Skip the pictures. Quote every line below, exactly, from the one with "Read all visible content and emit it as JSON." through the final line.

Stored data entries
╭──
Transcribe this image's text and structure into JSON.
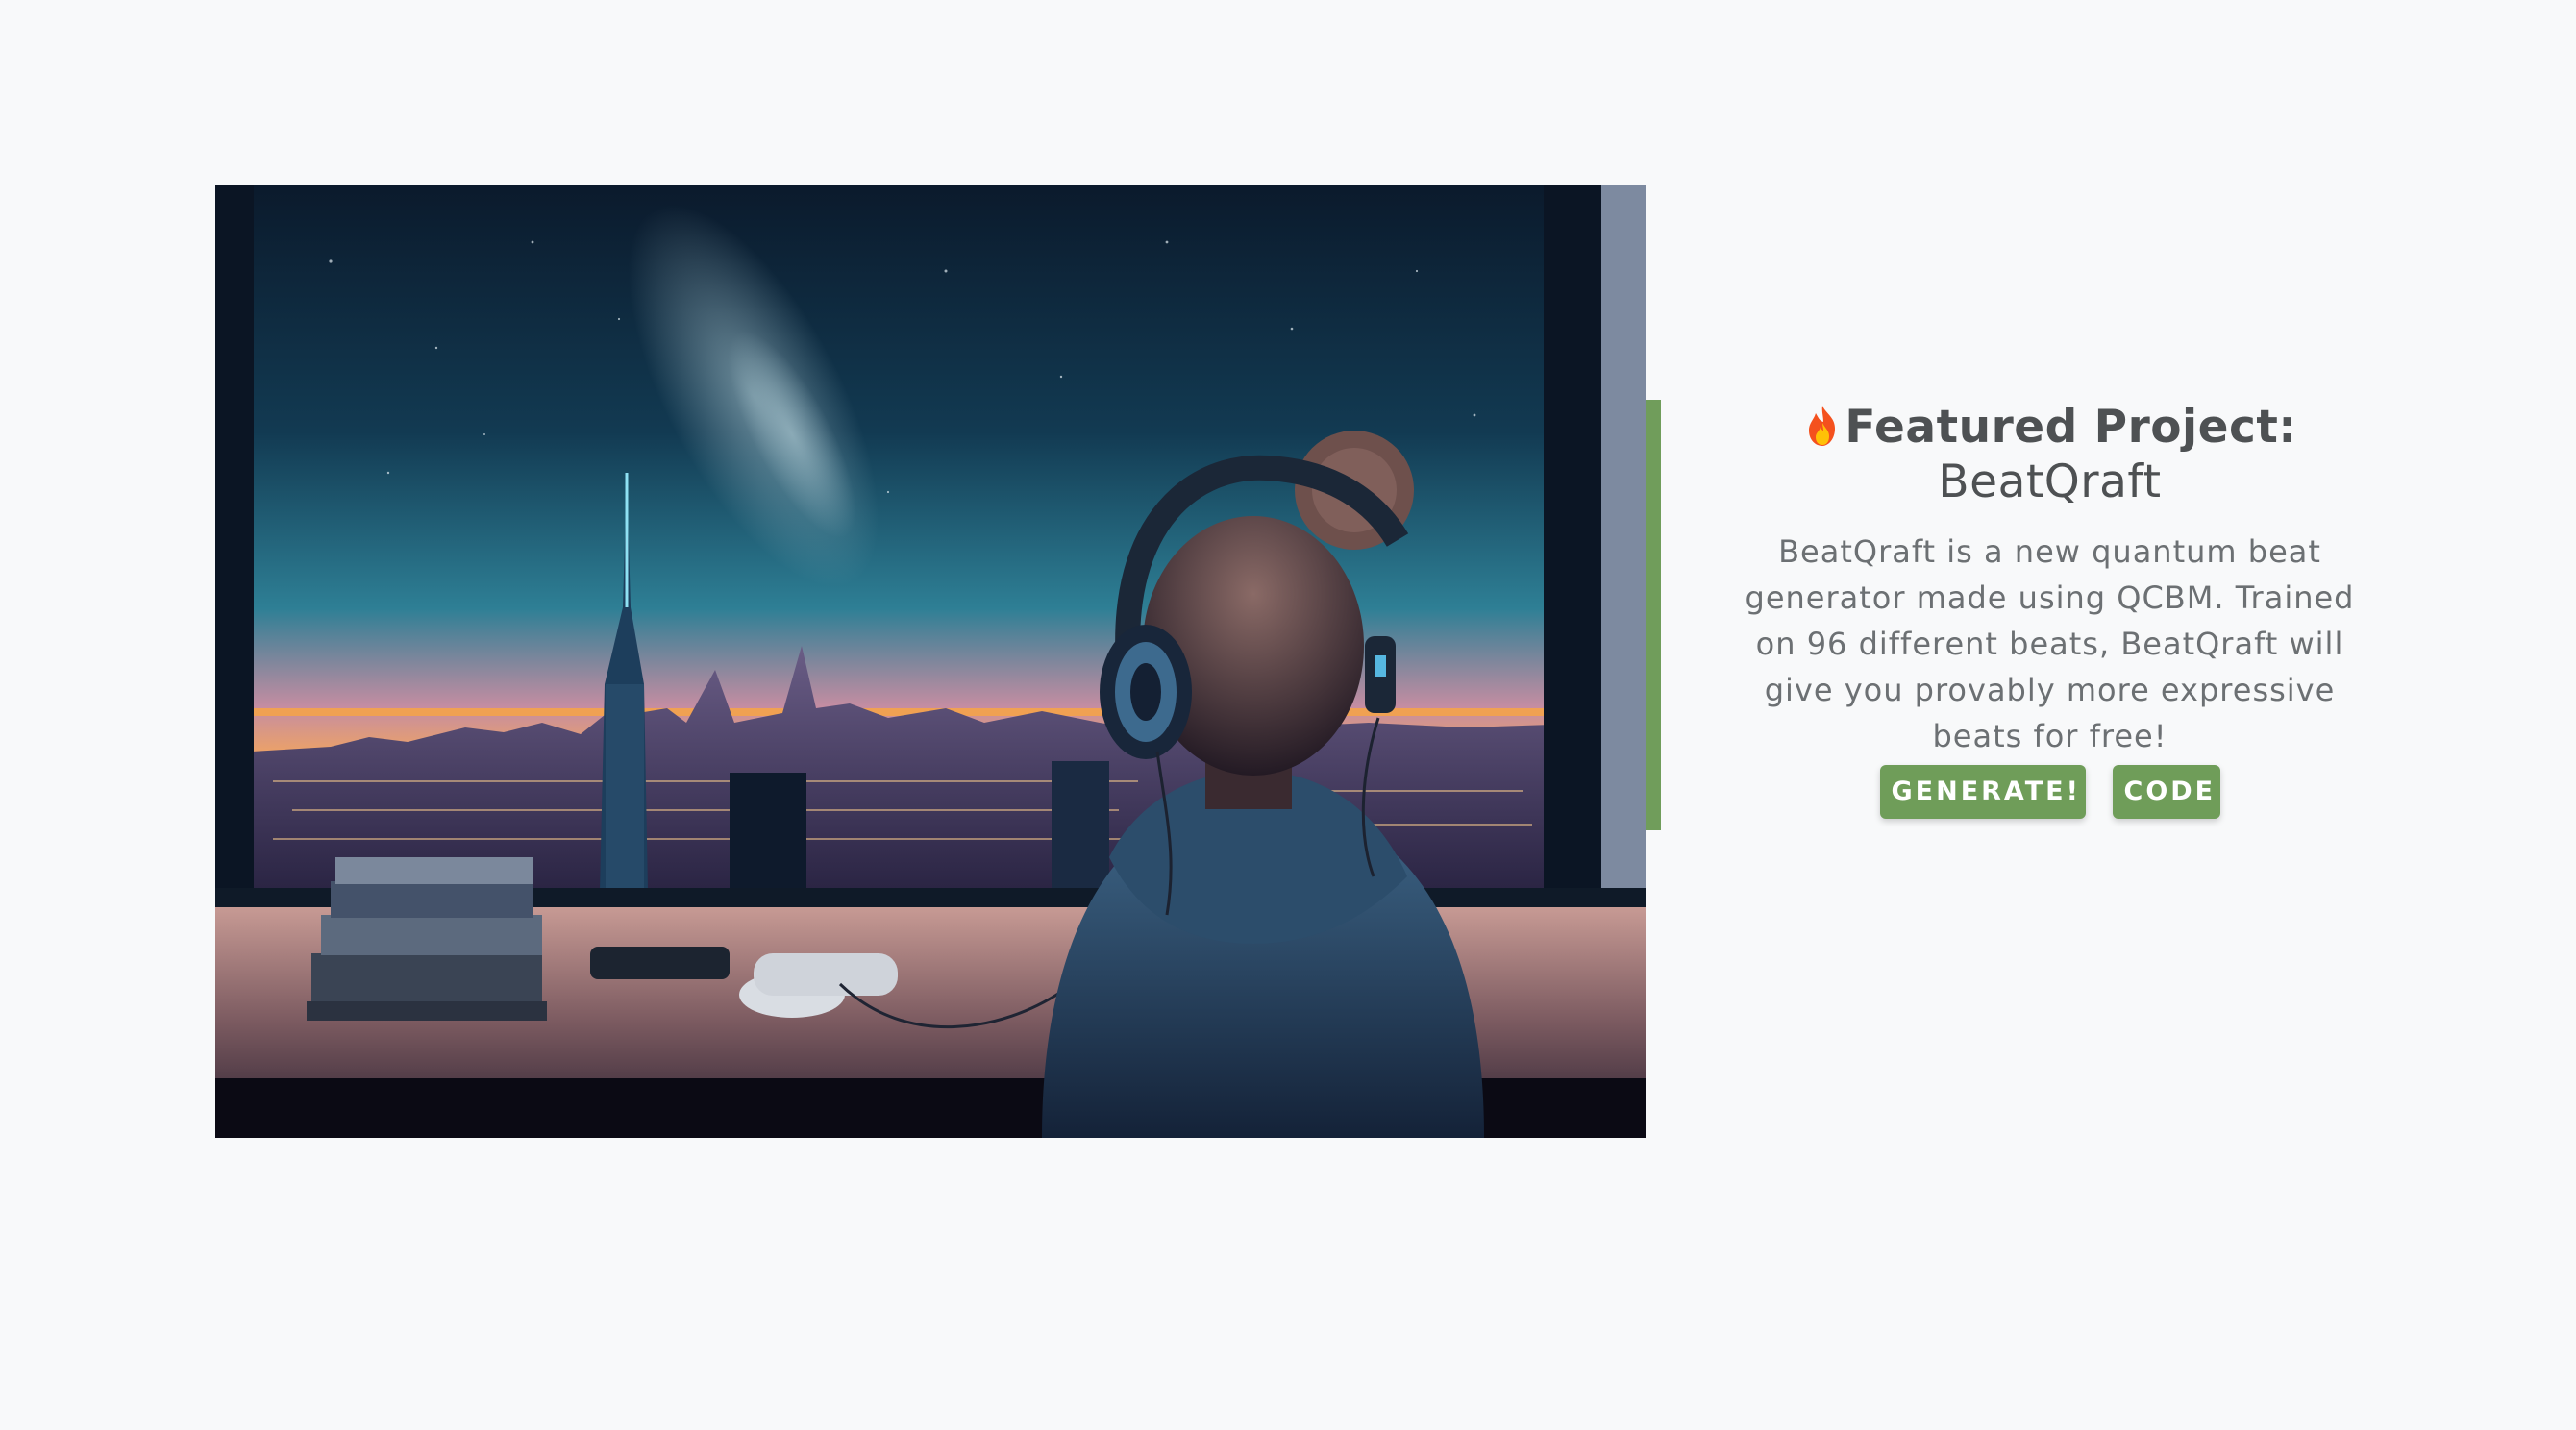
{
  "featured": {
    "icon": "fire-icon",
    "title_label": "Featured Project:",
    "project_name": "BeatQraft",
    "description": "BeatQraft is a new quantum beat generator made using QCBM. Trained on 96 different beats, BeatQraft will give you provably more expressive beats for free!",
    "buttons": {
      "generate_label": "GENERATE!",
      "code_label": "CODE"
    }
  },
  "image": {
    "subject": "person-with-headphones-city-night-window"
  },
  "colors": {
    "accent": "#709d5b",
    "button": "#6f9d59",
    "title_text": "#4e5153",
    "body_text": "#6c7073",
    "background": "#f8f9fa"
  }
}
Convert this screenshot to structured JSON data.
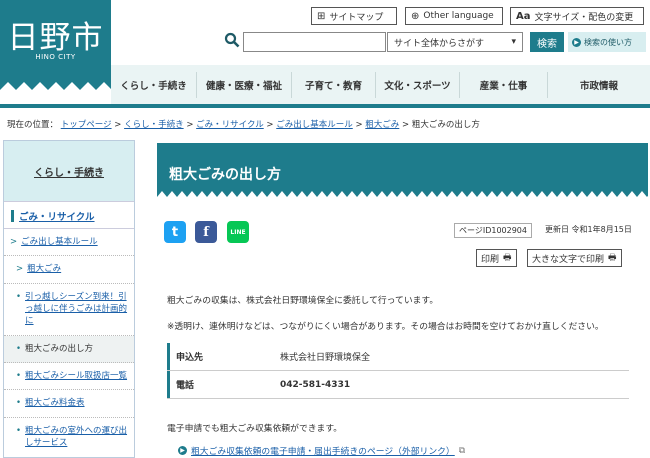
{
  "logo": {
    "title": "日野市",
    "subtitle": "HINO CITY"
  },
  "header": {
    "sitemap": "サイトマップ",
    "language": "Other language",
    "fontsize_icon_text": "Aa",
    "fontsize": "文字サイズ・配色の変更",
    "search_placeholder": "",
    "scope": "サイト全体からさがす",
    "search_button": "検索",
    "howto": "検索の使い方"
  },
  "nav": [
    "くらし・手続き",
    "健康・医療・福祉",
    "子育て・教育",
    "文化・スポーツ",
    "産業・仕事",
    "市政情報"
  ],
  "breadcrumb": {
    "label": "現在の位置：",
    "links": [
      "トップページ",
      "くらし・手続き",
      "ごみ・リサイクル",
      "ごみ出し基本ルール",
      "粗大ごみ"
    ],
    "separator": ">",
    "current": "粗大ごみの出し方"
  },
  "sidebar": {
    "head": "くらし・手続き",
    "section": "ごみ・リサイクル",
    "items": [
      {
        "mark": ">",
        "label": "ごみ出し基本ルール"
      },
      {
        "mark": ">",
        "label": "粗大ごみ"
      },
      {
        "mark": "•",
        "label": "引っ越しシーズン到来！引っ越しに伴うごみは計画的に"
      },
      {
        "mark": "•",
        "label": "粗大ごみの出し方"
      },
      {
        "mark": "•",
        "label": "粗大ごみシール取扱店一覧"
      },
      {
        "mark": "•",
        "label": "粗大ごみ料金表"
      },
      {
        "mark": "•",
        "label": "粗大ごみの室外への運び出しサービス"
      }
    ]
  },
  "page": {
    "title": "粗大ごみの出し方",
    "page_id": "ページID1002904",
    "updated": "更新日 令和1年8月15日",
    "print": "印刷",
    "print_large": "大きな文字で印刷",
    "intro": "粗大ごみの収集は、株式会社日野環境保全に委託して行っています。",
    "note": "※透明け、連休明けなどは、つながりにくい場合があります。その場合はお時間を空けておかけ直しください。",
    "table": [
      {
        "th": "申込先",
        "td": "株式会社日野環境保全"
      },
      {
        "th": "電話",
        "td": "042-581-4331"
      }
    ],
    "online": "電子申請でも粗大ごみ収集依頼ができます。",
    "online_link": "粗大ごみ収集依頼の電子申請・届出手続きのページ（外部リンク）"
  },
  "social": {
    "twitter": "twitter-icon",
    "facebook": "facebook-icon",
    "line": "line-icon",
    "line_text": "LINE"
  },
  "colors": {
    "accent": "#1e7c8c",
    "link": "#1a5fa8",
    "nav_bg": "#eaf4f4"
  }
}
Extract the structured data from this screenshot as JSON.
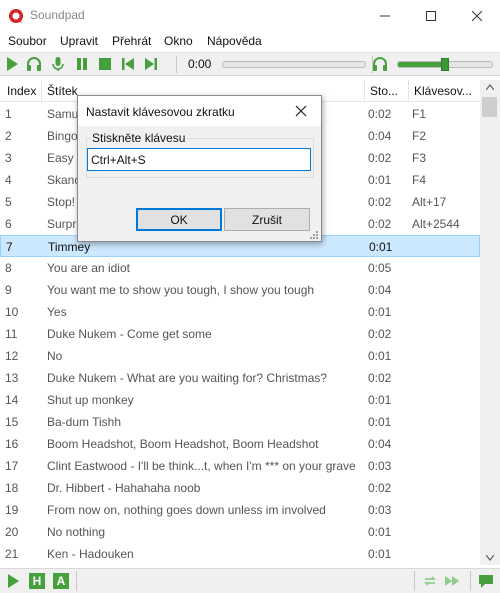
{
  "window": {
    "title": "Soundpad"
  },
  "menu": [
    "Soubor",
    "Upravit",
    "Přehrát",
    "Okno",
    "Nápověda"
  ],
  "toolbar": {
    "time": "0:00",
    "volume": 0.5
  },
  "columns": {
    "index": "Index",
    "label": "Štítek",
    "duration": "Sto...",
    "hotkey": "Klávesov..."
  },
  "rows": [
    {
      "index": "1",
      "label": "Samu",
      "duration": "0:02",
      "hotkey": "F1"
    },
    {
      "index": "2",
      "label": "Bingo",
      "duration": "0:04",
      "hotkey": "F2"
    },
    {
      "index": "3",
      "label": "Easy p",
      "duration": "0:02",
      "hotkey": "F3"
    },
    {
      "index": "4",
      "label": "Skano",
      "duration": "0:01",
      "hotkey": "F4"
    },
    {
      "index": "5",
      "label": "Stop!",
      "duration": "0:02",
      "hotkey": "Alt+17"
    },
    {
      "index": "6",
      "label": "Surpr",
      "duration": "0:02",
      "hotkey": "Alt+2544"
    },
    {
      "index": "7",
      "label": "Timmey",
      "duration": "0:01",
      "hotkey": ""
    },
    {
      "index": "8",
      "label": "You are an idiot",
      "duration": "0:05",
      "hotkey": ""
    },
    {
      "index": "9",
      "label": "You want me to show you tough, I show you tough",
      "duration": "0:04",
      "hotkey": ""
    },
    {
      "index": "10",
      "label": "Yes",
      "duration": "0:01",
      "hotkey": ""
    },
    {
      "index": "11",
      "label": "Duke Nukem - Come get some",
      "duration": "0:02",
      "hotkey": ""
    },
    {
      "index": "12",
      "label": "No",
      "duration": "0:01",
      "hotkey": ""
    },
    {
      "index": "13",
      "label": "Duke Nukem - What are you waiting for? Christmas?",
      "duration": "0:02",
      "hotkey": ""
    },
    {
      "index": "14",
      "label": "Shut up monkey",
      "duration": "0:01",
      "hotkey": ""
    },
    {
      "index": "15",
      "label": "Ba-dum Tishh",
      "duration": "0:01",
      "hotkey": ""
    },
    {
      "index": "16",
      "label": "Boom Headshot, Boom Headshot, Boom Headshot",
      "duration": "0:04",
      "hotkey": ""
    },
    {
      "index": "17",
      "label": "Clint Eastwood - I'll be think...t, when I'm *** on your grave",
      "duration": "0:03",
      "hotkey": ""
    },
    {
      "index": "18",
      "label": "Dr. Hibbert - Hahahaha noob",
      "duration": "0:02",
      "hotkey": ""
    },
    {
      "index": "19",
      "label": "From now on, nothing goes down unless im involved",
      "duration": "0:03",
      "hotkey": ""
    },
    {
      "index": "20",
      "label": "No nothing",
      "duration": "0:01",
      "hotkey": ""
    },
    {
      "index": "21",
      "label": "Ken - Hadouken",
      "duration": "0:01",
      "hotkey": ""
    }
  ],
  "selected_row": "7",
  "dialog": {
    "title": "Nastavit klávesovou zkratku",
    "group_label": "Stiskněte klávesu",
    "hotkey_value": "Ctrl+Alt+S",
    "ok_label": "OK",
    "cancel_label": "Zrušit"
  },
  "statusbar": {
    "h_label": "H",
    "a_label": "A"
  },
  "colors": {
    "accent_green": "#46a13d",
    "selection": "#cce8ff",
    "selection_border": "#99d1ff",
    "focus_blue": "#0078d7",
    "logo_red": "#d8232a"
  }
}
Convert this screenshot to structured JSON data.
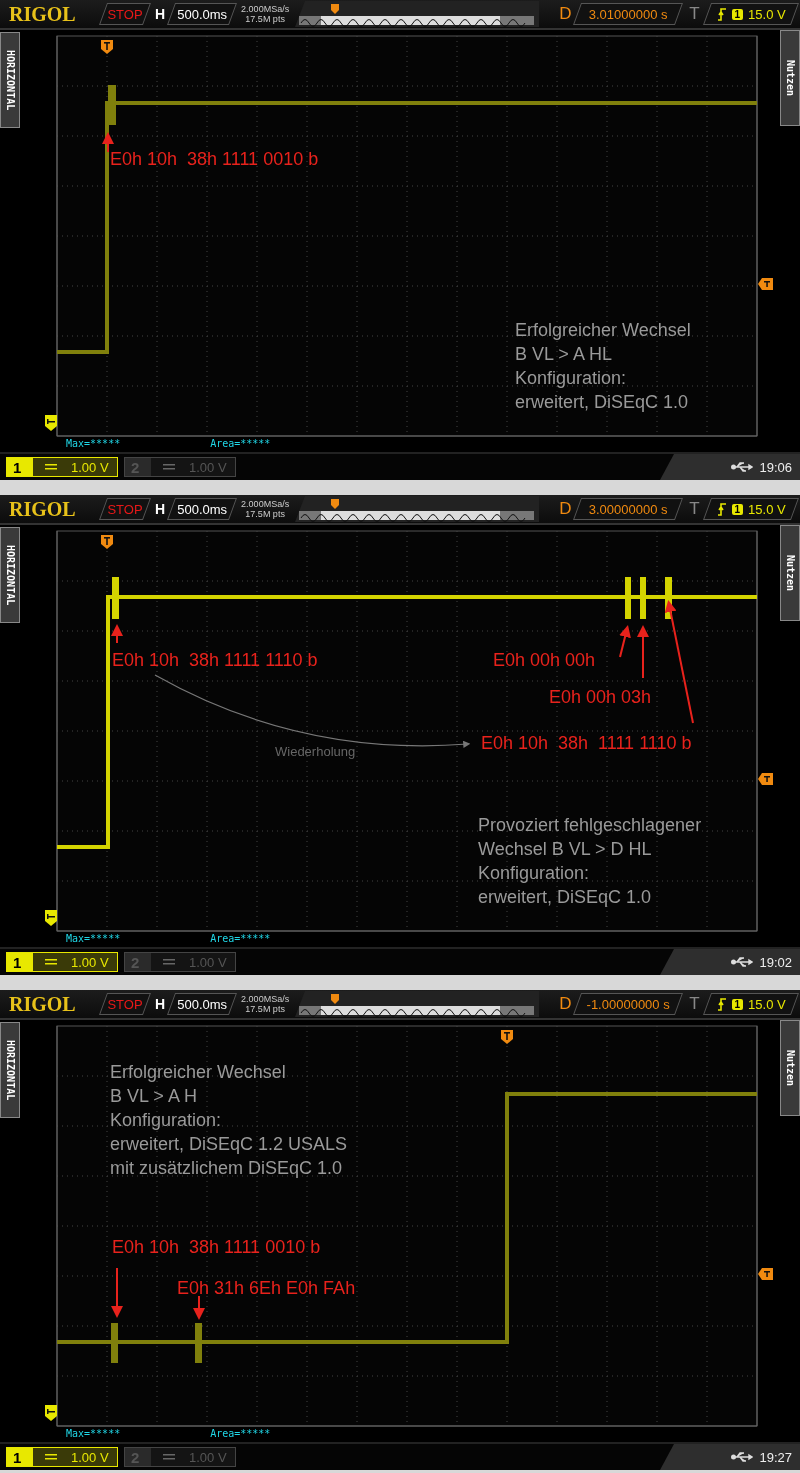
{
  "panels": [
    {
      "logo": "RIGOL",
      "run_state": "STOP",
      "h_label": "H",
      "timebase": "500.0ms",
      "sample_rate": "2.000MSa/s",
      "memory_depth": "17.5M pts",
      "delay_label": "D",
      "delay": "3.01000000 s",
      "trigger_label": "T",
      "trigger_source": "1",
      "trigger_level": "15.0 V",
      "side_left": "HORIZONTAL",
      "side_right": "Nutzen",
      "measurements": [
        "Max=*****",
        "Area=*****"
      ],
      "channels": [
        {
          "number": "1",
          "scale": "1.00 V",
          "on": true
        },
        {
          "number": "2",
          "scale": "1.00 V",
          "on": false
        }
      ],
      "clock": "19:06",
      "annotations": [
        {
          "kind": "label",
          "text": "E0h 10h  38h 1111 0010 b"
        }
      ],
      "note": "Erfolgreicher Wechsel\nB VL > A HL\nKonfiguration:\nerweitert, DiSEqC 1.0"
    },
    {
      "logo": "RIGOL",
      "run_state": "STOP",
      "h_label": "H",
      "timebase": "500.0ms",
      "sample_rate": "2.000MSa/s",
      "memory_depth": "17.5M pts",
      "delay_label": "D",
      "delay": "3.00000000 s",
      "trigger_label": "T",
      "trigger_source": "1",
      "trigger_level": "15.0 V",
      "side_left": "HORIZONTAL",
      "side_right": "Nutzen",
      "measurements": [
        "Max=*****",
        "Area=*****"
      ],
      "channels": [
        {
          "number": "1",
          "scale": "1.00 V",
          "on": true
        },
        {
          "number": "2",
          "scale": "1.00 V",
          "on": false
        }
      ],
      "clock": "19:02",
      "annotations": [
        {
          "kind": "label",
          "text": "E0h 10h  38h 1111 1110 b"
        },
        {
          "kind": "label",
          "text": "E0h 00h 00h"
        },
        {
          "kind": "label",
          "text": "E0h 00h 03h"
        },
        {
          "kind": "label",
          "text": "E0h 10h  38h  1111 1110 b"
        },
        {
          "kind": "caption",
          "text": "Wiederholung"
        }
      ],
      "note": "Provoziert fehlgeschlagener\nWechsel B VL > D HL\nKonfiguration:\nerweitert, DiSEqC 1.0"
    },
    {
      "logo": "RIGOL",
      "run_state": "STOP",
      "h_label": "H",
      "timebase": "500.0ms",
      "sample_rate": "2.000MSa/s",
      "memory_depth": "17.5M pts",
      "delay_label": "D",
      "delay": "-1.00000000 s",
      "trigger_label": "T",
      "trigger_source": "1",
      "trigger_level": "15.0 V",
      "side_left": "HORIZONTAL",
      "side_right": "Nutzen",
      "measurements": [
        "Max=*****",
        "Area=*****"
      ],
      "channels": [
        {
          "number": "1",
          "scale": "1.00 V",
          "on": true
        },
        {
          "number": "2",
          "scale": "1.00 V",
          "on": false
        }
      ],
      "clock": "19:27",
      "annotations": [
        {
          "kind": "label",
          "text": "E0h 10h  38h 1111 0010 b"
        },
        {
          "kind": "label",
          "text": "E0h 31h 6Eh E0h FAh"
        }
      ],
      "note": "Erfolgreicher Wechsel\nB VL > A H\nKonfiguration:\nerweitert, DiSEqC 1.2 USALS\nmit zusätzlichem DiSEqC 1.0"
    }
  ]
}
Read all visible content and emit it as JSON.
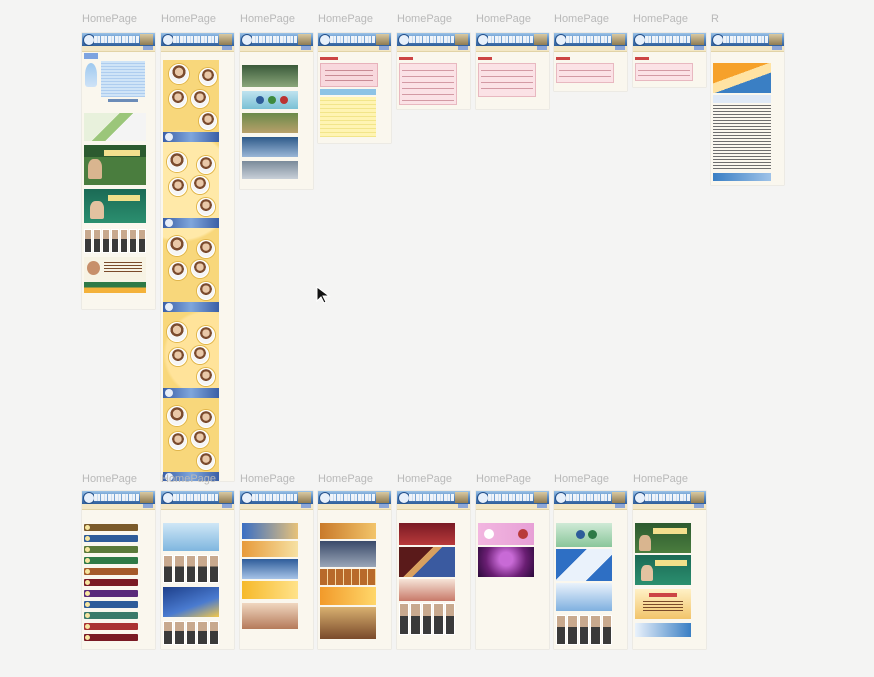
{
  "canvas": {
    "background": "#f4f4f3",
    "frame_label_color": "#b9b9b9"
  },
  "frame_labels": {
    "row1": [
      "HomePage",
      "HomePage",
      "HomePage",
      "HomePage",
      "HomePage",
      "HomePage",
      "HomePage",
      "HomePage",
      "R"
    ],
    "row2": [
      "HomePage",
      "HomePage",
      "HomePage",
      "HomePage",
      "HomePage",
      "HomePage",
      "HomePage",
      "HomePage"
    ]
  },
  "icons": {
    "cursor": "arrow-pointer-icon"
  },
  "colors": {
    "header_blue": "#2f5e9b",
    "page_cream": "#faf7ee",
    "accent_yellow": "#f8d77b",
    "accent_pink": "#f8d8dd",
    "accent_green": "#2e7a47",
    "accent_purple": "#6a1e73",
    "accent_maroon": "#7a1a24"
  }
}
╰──
Exercise solution:
Read all visible content and emit it as JSON.
{
  "canvas": {
    "background": "#f4f4f3",
    "frame_label_color": "#b9b9b9"
  },
  "frame_labels": {
    "row1": [
      "HomePage",
      "HomePage",
      "HomePage",
      "HomePage",
      "HomePage",
      "HomePage",
      "HomePage",
      "HomePage",
      "R"
    ],
    "row2": [
      "HomePage",
      "HomePage",
      "HomePage",
      "HomePage",
      "HomePage",
      "HomePage",
      "HomePage",
      "HomePage"
    ]
  },
  "icons": {
    "cursor": "arrow-pointer-icon"
  },
  "colors": {
    "header_blue": "#2f5e9b",
    "page_cream": "#faf7ee",
    "accent_yellow": "#f8d77b",
    "accent_pink": "#f8d8dd",
    "accent_green": "#2e7a47",
    "accent_purple": "#6a1e73",
    "accent_maroon": "#7a1a24"
  }
}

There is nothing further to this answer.